◆ WHAT TO WORK ON ◆
The records appear below. Repeat them exactly.

[Web page and app entries]
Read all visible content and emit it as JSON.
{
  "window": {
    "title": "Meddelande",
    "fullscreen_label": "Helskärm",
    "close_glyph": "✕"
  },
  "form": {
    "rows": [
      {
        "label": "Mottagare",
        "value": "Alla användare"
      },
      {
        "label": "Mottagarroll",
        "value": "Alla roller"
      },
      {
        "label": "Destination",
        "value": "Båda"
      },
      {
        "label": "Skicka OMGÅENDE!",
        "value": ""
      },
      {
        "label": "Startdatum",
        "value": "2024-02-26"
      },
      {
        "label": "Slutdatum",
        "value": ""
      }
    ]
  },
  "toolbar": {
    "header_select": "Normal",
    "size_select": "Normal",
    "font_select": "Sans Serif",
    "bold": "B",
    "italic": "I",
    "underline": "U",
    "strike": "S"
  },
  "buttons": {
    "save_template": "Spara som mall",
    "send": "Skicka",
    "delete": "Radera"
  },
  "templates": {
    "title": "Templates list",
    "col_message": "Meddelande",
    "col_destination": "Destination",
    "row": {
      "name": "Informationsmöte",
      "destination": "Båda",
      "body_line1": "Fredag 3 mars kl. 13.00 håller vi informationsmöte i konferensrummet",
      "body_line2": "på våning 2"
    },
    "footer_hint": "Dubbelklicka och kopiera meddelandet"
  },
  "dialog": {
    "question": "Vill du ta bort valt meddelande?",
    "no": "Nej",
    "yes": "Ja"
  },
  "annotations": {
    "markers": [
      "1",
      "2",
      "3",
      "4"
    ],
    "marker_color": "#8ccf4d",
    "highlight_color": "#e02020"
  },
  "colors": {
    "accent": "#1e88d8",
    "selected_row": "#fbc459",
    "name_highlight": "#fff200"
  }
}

◆ SOLVED EXERCISE ◆
Read all visible content and emit it as JSON.
{
  "window": {
    "title": "Meddelande",
    "fullscreen_label": "Helskärm",
    "close_glyph": "✕"
  },
  "form": {
    "rows": [
      {
        "label": "Mottagare",
        "value": "Alla användare"
      },
      {
        "label": "Mottagarroll",
        "value": "Alla roller"
      },
      {
        "label": "Destination",
        "value": "Båda"
      },
      {
        "label": "Skicka OMGÅENDE!",
        "value": ""
      },
      {
        "label": "Startdatum",
        "value": "2024-02-26"
      },
      {
        "label": "Slutdatum",
        "value": ""
      }
    ]
  },
  "toolbar": {
    "header_select": "Normal",
    "size_select": "Normal",
    "font_select": "Sans Serif",
    "bold": "B",
    "italic": "I",
    "underline": "U",
    "strike": "S"
  },
  "buttons": {
    "save_template": "Spara som mall",
    "send": "Skicka",
    "delete": "Radera"
  },
  "templates": {
    "title": "Templates list",
    "col_message": "Meddelande",
    "col_destination": "Destination",
    "row": {
      "name": "Informationsmöte",
      "destination": "Båda",
      "body_line1": "Fredag 3 mars kl. 13.00 håller vi informationsmöte i konferensrummet",
      "body_line2": "på våning 2"
    },
    "footer_hint": "Dubbelklicka och kopiera meddelandet"
  },
  "dialog": {
    "question": "Vill du ta bort valt meddelande?",
    "no": "Nej",
    "yes": "Ja"
  },
  "annotations": {
    "markers": [
      "1",
      "2",
      "3",
      "4"
    ],
    "marker_color": "#8ccf4d",
    "highlight_color": "#e02020"
  },
  "colors": {
    "accent": "#1e88d8",
    "selected_row": "#fbc459",
    "name_highlight": "#fff200"
  }
}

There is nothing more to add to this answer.